WHAT YOU HAVE TO DO
Find the string "name" in the data, then copy every line where it is found.

PROVIDED DATA
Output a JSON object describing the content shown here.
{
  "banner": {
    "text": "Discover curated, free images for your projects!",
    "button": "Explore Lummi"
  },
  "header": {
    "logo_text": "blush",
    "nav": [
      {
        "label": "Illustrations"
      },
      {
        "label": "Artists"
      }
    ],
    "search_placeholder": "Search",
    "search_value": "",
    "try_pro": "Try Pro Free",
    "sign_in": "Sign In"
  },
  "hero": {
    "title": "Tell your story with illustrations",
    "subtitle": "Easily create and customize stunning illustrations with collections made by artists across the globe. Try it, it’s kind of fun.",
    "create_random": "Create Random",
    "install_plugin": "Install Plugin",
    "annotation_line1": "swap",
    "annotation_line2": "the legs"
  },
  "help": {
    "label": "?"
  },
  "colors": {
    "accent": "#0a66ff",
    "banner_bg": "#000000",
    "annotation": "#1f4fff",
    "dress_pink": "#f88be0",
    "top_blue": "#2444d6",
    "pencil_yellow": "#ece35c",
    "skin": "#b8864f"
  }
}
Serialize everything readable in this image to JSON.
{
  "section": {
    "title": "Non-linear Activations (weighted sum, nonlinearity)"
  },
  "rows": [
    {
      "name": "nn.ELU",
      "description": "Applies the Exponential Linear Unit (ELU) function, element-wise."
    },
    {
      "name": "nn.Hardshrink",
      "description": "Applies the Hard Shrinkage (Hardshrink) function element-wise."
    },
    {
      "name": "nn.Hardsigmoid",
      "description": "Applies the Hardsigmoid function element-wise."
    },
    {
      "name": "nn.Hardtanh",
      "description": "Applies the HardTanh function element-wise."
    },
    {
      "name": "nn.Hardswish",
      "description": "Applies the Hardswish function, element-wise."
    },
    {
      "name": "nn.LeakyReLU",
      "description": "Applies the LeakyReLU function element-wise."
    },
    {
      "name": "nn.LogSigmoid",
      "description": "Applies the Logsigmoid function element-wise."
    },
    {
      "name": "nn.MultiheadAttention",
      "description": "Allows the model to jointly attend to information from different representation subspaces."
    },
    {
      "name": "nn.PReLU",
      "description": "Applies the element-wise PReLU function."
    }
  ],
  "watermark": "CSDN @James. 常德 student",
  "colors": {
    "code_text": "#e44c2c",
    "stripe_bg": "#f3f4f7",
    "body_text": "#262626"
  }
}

ANSWER BELOW
      "name": "nn.ELU",
      "name": "nn.Hardshrink",
      "name": "nn.Hardsigmoid",
      "name": "nn.Hardtanh",
      "name": "nn.Hardswish",
      "name": "nn.LeakyReLU",
      "name": "nn.LogSigmoid",
      "name": "nn.MultiheadAttention",
      "name": "nn.PReLU",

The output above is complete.